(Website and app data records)
○ ○ ○ ○ ○
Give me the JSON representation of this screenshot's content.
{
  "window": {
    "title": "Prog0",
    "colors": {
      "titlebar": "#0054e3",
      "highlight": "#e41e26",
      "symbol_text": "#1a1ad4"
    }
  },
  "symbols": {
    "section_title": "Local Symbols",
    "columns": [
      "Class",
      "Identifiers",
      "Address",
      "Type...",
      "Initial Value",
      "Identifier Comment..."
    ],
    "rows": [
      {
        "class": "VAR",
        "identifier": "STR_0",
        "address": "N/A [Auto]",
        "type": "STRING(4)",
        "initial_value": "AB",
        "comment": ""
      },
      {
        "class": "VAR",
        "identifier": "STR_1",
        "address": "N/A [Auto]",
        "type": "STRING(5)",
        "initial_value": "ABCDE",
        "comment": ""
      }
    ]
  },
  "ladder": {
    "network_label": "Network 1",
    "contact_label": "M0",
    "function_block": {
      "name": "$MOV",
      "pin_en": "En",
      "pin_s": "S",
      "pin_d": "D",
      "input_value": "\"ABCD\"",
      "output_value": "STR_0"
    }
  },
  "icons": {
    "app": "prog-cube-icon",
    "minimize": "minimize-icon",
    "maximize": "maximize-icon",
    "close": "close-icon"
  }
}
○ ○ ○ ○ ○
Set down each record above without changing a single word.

Give me the JSON representation of this screenshot's content.
{
  "window": {
    "title": "Prog0",
    "colors": {
      "titlebar": "#0054e3",
      "highlight": "#e41e26",
      "symbol_text": "#1a1ad4"
    }
  },
  "symbols": {
    "section_title": "Local Symbols",
    "columns": [
      "Class",
      "Identifiers",
      "Address",
      "Type...",
      "Initial Value",
      "Identifier Comment..."
    ],
    "rows": [
      {
        "class": "VAR",
        "identifier": "STR_0",
        "address": "N/A [Auto]",
        "type": "STRING(4)",
        "initial_value": "AB",
        "comment": ""
      },
      {
        "class": "VAR",
        "identifier": "STR_1",
        "address": "N/A [Auto]",
        "type": "STRING(5)",
        "initial_value": "ABCDE",
        "comment": ""
      }
    ]
  },
  "ladder": {
    "network_label": "Network 1",
    "contact_label": "M0",
    "function_block": {
      "name": "$MOV",
      "pin_en": "En",
      "pin_s": "S",
      "pin_d": "D",
      "input_value": "\"ABCD\"",
      "output_value": "STR_0"
    }
  },
  "icons": {
    "app": "prog-cube-icon",
    "minimize": "minimize-icon",
    "maximize": "maximize-icon",
    "close": "close-icon"
  }
}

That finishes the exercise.